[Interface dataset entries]
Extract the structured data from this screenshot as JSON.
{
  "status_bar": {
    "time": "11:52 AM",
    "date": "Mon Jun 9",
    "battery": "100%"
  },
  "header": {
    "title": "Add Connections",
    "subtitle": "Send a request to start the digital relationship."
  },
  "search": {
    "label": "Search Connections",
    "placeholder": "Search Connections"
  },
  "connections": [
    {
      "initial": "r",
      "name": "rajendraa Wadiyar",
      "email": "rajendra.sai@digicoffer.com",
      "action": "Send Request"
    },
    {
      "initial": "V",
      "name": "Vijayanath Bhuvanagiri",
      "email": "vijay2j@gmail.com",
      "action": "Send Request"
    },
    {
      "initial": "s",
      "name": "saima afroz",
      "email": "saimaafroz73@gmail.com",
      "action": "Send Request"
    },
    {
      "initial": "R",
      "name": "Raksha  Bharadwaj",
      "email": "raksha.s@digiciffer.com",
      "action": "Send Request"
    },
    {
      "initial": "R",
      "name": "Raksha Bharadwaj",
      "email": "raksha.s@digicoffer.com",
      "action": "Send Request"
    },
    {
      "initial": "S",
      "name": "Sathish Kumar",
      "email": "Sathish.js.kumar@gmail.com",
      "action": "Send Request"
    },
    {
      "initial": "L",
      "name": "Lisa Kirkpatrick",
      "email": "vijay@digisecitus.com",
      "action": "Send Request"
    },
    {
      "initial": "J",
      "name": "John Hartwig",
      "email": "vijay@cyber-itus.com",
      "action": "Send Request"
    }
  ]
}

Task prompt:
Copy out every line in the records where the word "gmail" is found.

Answer space:
      "email": "vijay2j@gmail.com",
      "email": "saimaafroz73@gmail.com",
      "email": "Sathish.js.kumar@gmail.com",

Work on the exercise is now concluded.